This pastoral passage was written for LRBC for 29 August 2021, during level 4 Lockdown.
There are two things that I appreciate about history.
The first is just how different life has been for people in different times and places to our own.
The second is just how similar life has been for people in different times and places to our own.
I like the differentness because it is fascinating, but value the sameness because in that sameness I can see how people have faced some of the same kinds of challenges and difficulties that we do today, albeit in a very different setting.
One such instance of this was put in front of me this week when a friend shared a post on Facebook that quoted a letter that Martin Luther wrote to a friend during the Bubonic plague of the 1500s.
Here’s what he said: “I shall ask God mercifully to protect us. Then I will fumigate, purify the air, administer medicine, and take medicine. I shall avoid places and persons where my presence is not needed in order to not become contaminated, and thus perchance inflict and pollute others, and so cause their death as a result of my negligence. If God should wish to take me, he will surely find me. But, I have done what he has expected of me, and so I am not responsible for either my own death or the death of others. If my neighbor needs me, however, I shall not avoid place or person, but will go freely. This is a God-fearing faith because it is neither brash nor foolhardy, and does not tempt God.”
The whole letter that Luther wrote had much more than this, but from this excerpt we can see that he combines piety with practicality in the way he recommended and chose to respond to the plague.
The issue at debate in Luther’s Germany was not for or against lockdowns or vaccinations, but rather whether one should accept the plague as divine punishment and stay put to help others, or flee to the next town for safety. Luther could commend the concerns of both groups, but what we see in the quoted excerpt is a commendation that all should be willing to adopt.
No doubt there were many civilian-experts then as there are now, who knew what was the right course of action (there were even some who spurned the use of medicines, ‘social distancing’ and were deliberately careless around the infected, or who even deliberately infected others in hope that they might shed the disease from themselves!).

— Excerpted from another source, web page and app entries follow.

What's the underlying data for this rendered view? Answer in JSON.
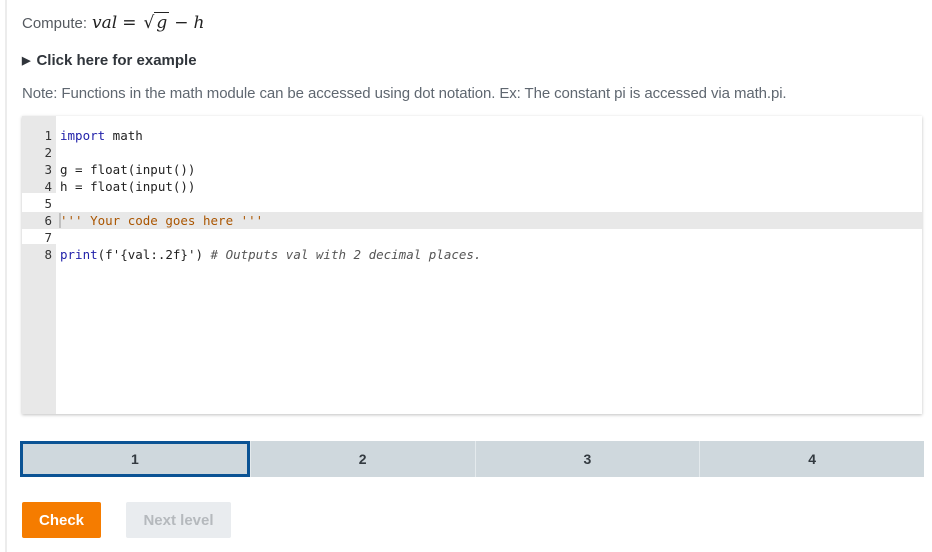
{
  "prompt": {
    "label": "Compute:",
    "formula": {
      "lhs": "val",
      "equals": "=",
      "sqrt_symbol": "√",
      "radicand": "g",
      "minus": "−",
      "rhs": "h"
    }
  },
  "example_toggle": {
    "icon": "triangle-right-icon",
    "glyph": "▶",
    "label": "Click here for example"
  },
  "note": "Note: Functions in the math module can be accessed using dot notation. Ex: The constant pi is accessed via math.pi.",
  "editor": {
    "lines": [
      {
        "number": "1",
        "tokens": [
          {
            "t": "import",
            "c": "kw"
          },
          {
            "t": " math",
            "c": ""
          }
        ]
      },
      {
        "number": "2",
        "tokens": []
      },
      {
        "number": "3",
        "tokens": [
          {
            "t": "g = float(input())",
            "c": ""
          }
        ]
      },
      {
        "number": "4",
        "tokens": [
          {
            "t": "h = float(input())",
            "c": ""
          }
        ]
      },
      {
        "number": "5",
        "tokens": []
      },
      {
        "number": "6",
        "tokens": [
          {
            "t": "''' Your code goes here '''",
            "c": "str"
          }
        ],
        "active": true
      },
      {
        "number": "7",
        "tokens": []
      },
      {
        "number": "8",
        "tokens": [
          {
            "t": "print",
            "c": "kw"
          },
          {
            "t": "(f'{val:.2f}') ",
            "c": ""
          },
          {
            "t": "# Outputs val with 2 decimal places.",
            "c": "cm"
          }
        ]
      }
    ]
  },
  "levels": {
    "tabs": [
      {
        "label": "1",
        "selected": true
      },
      {
        "label": "2",
        "selected": false
      },
      {
        "label": "3",
        "selected": false
      },
      {
        "label": "4",
        "selected": false
      }
    ]
  },
  "buttons": {
    "check_label": "Check",
    "next_label": "Next level",
    "next_disabled": true
  },
  "colors": {
    "accent_orange": "#f57c00",
    "selected_tab_border": "#0b5394",
    "tab_bg": "#cfd8dd",
    "disabled_bg": "#e9ecef"
  }
}
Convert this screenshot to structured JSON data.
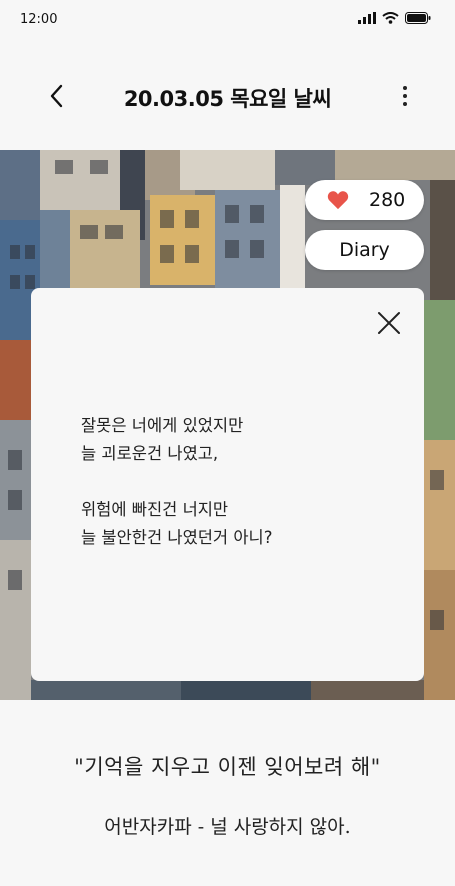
{
  "status": {
    "time": "12:00"
  },
  "nav": {
    "title": "20.03.05 목요일 날씨"
  },
  "likes": {
    "count": "280"
  },
  "diary": {
    "label": "Diary"
  },
  "modal": {
    "lines": [
      "잘못은 너에게 있었지만",
      "늘 괴로운건 나였고,",
      "위험에 빠진건 너지만",
      "늘 불안한건 나였던거 아니?"
    ]
  },
  "quote": "\"기억을 지우고 이젠 잊어보려 해\"",
  "song": "어반자카파 - 널 사랑하지 않아."
}
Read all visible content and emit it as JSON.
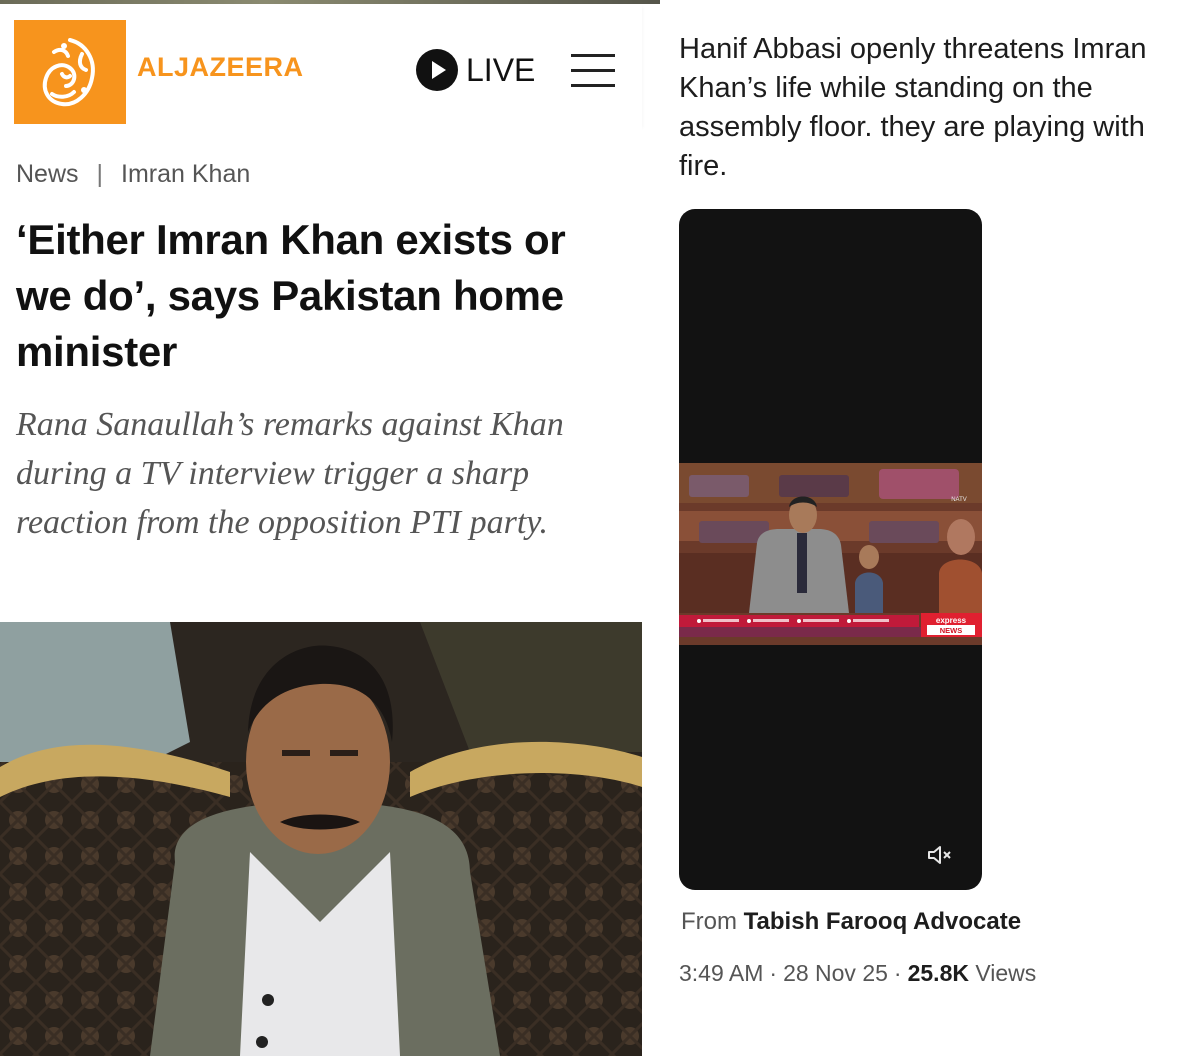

His recommendation is that one does what they can to take responsible care for themself and their neighbors, neither causing a problem nor shirking from assisting those in need. He also recommends a piety that looks to God for protection and accepts whatever may come, but also refrains from using faith as an excuse for loveless and reckless behavior.
We can be thankful for the different circumstances we live in – late medieval Germany was far from an ideal setting for living through a plague.
But we can also be reminded by what was similar – people need care, we must act with responsibility, and do all that we do before God knowing that ultimately our life is in his hands, and that he expects us to conduct the life that we live in such a way that loves our neighbor and loves him.